The Astros’ pitching staff isn’t as talented as the Dodgers, or as good. But Astros pitchers were fourth in the league in ground ball percentage this year, inducing them on 47 percent of balls in play. Both teams struck out a ton of batters, an almost exactly equal 21.6 percent of them. But the Dodgers gave up more fly balls — 36 percent, compared to 33 percent for Houston — that could turn into homers. The two offenses hit an almost identical rate of fly balls, with L.A. a few decimal points ahead.

But that would be ignoring the fact that Astros and Dodgers have been early the same value in starting pitching throughout the regular season in fWAR (Dodgers - 16.7, Astros - 15.2*), K/9 (9.27, 9.31), HR/9 (1.16, 1.15), left on base percentage (77.5%, 74%), and (3.74, 3.81).

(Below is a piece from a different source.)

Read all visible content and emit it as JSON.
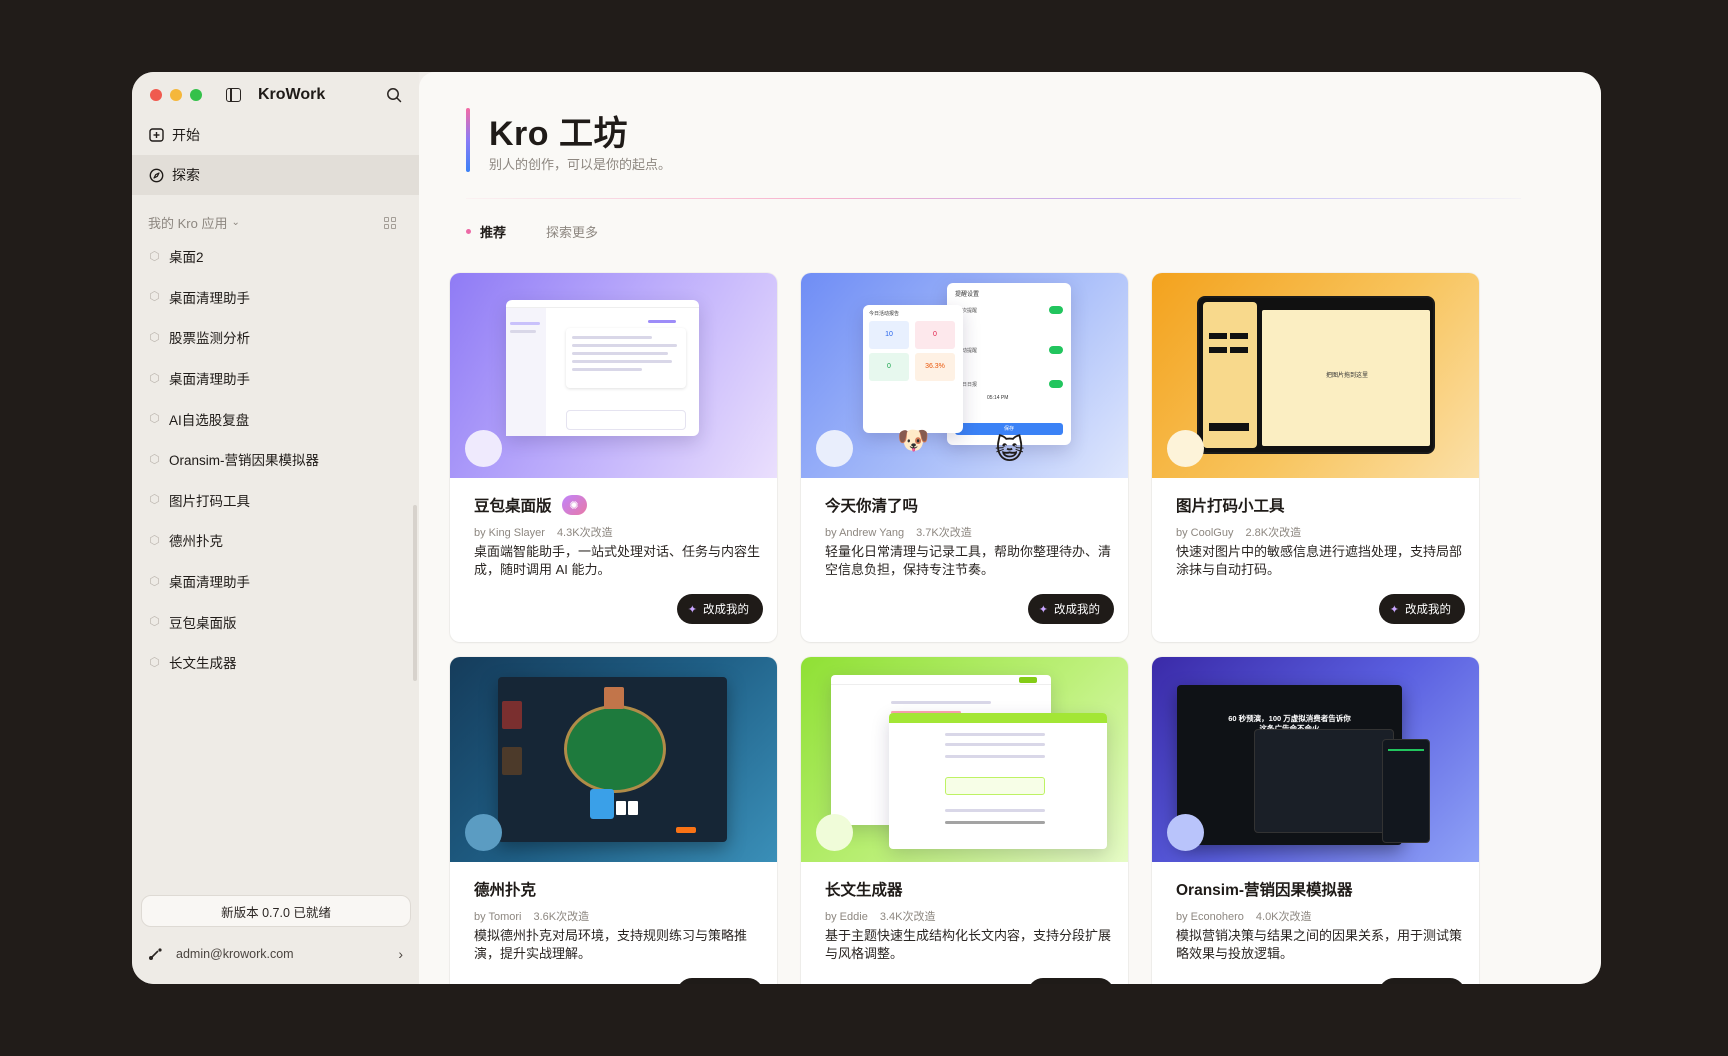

In the playoffs, it has been the same: ERA (Dodgers 3.86, Astros 3.44*), strikeouts (72, 92), batting average against (.200, .227), WHIP (1.01, 1.11), and K/9 (9.92, 9.30).

Slickness

If we’re talking about juiced or slick baseballs, the most talked about aspect has been how it affects the slider. The best example has been Yu Darvish and his terrible outing in Game 3.

Let’s talk about Ken Giles. The Astros closer, arguably a top 10 closer in all of the baseball entering the playoffs, he finished the regular season with 34 saves (eighth in the major leagues).

Ken Giles is classic two-pitch closer. He throws a faster and slider. In fact, he has thrown the slider 47 percent of the time during the regular season.

What if Giles couldn’t throw his slider effectively because of this slickness? What would mean if the Astros couldn’t use their closer? We already know the answer to that...Game 4 the Dodgers were able to get three runs off two hits in the ninth without Giles retiring a batter.

The Astros bullpen is already shorthanded and may be neutered because their closer can’t throw his slider with a slick baseball.

Conclusion

Like Kirshner, I can’t prove the effects of the baseball on the 2017 World Series.

But I felt compelled to defend the Astros starter Justin Verlander, Dallas Keuchel, Charlie Morton, and Lance McCullers Jr. from the comment that they aren’t as talented as the Dodgers. And if the balls are juiced or too slick

*Dodgers listed first in each stat category.